A memorial ride in honor of Jeff began at the Ewing Sports Complex parking lot. They then rode to the spot where Jeff was hit. The ride was less than a mile.

The organizer of the ride, Keith Donaldson, says even though many of the riders didn't know Jeff personally, the cycling community is a family. They wanted to show support and send a reminder to all drivers and cyclists.

"We come together when one of us is fallen and we get an old bike, painted white and then the idea is to place it at the intersection where the rider died as a reminder to both motorists and cyclists about the dangers of being out there," Donaldson said. "The cycling community comes together when one of us has fallen."

The symbolic "ghost bike" was rolled alongside Springfield cyclists to the site of the accident.

"It brings a tear to my eye because I know he touched everybody in their own way," Potts' friend Josh Mortimer said.

"I'd never heard his name before. I just knew that a cyclist went down," Donaldson said.

Many of the cyclists were strangers to Jeff, but Donaldson says it's all about honoring a fellow rider.

"Life is so fragile," Donaldson said.

Jeff leaves behind a wife and young daughter. A close friend calls him a "family man."

"He truly exemplifies what a man is, he'd sacrifice anything for his family, he would do anything for anybody," Mortimer said.

Those who worked alongside Jeff at KY3 attest to Jeff's hardworking attitude and gentle spirit.

"Probably one of the most laid back people you'd ever know but at the same time, just such a hard worker and loyal friend," Daniel Brown said.

Jeff spent many hours keeping KY3 on the air.

"He was kind of the Sherlock Holmes of KY3," Quentin Coggin said.

Jeff worked with Coggin and Brown in master control, a room that is manned 24/7.

"[He was] one of the most meticulous master control operators we've had and we are going to miss him," Brown said.

At the station, Jeff was known affectionately by his nickname.

"A lot of people called him Pottsy, I guess from Happy Days," Coggin said.

Whether it was inside or outside of work, friends say, Pottsy's loyal and honest character, contagious laughter, and humble kindness touched everyone.

"Sadly, until someone is gone you don't really realize how much they've impacted the community and where they work but everyone has nothing but everyone has nothing but good things to say about Jeff," Coggin said.

Jeff's visitation will be held Wednesday from 6 to 8pm at Walnut Lawn Funeral Home.
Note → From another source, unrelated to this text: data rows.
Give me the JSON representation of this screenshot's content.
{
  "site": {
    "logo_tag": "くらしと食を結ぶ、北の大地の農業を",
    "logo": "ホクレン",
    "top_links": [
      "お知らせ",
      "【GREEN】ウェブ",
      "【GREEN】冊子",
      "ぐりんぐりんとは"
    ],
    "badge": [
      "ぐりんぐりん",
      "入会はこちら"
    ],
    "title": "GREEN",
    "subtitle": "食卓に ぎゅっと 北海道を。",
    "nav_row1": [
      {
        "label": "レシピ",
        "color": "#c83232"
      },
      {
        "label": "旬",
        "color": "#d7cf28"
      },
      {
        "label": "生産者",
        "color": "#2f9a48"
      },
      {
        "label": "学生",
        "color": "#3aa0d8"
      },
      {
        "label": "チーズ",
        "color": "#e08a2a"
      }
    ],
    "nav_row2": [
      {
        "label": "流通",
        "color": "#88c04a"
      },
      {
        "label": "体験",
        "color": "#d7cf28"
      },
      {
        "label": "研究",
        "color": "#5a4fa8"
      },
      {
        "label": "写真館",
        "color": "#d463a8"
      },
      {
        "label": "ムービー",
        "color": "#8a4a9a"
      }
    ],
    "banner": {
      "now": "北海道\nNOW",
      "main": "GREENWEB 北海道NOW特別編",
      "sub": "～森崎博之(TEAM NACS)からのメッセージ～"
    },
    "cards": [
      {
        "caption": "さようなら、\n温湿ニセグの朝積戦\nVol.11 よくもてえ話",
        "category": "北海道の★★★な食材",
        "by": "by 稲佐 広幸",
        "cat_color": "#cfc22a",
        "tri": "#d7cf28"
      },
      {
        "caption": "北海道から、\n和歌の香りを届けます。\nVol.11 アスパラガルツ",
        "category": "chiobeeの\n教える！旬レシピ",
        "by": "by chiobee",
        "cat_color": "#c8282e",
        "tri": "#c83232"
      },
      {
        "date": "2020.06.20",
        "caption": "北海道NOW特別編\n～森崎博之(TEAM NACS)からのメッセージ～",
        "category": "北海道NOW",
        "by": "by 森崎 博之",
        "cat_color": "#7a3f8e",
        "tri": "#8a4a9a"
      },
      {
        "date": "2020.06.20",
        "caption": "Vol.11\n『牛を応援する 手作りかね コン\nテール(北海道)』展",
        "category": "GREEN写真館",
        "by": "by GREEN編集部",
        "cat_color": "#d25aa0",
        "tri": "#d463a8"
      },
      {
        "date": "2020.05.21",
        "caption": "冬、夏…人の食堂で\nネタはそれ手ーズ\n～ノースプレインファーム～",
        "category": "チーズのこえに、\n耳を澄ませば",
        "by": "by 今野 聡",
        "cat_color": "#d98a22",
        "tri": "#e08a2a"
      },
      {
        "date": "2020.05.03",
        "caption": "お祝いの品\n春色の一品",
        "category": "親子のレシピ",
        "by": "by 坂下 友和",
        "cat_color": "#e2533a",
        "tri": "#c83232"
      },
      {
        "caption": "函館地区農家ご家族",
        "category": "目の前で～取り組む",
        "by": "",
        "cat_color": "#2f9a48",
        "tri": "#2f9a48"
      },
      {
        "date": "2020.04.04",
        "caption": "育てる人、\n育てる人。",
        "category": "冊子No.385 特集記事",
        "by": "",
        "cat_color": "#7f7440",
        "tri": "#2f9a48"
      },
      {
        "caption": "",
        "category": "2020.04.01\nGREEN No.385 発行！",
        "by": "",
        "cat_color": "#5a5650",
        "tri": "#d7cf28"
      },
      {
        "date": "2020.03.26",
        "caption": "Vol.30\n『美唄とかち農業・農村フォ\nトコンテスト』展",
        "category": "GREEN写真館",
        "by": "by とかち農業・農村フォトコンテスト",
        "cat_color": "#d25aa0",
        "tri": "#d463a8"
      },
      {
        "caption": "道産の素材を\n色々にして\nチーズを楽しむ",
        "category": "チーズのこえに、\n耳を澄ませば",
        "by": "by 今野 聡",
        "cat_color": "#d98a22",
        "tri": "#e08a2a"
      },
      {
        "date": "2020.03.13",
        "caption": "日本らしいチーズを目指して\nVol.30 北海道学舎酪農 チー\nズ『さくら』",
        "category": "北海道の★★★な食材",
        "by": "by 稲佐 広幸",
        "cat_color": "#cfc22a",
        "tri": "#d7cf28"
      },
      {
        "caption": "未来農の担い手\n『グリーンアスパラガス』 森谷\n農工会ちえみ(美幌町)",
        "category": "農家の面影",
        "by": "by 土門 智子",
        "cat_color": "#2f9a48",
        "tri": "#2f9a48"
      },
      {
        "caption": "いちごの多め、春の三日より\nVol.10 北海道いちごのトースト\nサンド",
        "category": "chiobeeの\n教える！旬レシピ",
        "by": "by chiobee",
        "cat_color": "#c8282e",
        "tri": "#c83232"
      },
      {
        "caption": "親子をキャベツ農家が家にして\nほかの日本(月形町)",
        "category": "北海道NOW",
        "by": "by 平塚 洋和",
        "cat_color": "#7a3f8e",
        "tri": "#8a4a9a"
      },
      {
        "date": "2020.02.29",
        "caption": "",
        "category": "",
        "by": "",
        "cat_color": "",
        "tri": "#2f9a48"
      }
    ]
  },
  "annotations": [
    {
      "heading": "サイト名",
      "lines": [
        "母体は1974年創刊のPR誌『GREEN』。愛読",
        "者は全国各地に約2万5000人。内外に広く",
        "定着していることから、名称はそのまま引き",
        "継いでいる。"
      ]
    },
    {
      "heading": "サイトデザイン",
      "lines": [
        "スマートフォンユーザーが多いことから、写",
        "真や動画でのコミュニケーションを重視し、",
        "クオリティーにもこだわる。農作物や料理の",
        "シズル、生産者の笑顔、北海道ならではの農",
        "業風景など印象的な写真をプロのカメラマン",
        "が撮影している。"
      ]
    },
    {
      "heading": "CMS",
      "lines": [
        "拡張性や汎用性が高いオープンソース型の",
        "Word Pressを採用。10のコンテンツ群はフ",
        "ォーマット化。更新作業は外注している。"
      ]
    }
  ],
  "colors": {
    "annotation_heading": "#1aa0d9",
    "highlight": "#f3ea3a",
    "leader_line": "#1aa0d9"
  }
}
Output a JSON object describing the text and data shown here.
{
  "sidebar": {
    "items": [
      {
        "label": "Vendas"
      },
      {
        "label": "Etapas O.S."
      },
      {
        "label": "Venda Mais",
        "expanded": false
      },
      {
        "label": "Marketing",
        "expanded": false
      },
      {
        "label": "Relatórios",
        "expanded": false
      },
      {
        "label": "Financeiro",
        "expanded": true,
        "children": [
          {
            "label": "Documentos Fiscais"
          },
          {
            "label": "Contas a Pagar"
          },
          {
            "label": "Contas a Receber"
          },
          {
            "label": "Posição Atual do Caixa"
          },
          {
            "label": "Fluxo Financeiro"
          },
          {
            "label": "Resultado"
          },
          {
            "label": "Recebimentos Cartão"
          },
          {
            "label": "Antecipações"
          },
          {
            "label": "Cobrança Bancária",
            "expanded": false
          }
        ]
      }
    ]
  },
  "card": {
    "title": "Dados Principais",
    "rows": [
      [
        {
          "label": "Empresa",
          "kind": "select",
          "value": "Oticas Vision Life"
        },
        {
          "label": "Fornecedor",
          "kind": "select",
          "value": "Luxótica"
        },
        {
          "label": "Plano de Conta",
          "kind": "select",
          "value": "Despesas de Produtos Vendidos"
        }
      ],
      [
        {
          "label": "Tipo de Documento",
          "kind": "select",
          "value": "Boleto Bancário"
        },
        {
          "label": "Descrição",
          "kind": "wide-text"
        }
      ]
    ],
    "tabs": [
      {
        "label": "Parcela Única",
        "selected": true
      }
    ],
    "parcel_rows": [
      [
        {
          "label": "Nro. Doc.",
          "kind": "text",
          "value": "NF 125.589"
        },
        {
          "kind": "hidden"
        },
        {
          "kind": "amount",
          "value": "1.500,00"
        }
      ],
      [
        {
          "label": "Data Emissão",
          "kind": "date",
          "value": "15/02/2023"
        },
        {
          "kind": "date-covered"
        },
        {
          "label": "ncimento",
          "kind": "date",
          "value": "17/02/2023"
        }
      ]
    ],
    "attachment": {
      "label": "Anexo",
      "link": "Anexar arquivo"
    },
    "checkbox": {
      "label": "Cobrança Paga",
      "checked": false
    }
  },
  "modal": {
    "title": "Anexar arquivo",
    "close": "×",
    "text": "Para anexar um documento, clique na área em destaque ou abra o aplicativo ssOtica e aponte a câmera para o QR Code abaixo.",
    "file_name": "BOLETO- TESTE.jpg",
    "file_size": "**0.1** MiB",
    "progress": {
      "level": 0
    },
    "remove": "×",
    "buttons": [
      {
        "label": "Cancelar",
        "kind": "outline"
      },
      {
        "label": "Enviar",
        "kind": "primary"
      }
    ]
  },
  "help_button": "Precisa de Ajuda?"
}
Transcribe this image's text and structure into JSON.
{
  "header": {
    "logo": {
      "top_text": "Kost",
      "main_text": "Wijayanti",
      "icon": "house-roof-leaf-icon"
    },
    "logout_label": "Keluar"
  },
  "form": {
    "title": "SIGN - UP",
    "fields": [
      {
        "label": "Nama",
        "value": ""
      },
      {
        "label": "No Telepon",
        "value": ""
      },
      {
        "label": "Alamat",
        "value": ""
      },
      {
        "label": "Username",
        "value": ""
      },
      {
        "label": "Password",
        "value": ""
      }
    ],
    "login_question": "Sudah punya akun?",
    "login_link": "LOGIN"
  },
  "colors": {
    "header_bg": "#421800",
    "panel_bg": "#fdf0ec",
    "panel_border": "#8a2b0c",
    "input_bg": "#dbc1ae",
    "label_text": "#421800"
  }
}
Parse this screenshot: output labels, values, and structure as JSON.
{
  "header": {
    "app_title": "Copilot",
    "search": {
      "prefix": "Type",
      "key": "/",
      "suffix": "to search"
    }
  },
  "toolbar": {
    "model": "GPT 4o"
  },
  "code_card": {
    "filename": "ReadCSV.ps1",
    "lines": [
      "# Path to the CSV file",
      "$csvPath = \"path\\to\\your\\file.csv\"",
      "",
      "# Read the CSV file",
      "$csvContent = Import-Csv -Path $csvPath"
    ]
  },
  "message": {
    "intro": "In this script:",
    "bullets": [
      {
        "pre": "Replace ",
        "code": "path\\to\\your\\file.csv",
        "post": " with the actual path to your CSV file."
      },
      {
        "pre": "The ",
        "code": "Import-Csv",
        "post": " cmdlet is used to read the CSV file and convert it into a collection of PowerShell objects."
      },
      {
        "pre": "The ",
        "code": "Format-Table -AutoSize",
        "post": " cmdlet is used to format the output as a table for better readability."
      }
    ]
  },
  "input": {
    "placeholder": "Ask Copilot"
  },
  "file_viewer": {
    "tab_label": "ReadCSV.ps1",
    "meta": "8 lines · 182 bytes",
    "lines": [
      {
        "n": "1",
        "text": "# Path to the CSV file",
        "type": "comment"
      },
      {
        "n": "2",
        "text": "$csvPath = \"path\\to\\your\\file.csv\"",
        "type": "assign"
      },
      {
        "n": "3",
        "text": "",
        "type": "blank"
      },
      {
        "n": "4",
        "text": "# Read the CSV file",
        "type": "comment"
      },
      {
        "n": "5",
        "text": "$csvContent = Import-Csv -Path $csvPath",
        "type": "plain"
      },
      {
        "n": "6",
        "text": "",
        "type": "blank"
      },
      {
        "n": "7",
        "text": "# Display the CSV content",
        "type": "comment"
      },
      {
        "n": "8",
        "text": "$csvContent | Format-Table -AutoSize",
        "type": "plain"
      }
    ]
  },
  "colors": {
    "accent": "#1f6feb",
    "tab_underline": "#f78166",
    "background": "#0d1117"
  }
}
The memorial service will be held Thursday at 1pm at Walnut Lawn Funeral Home.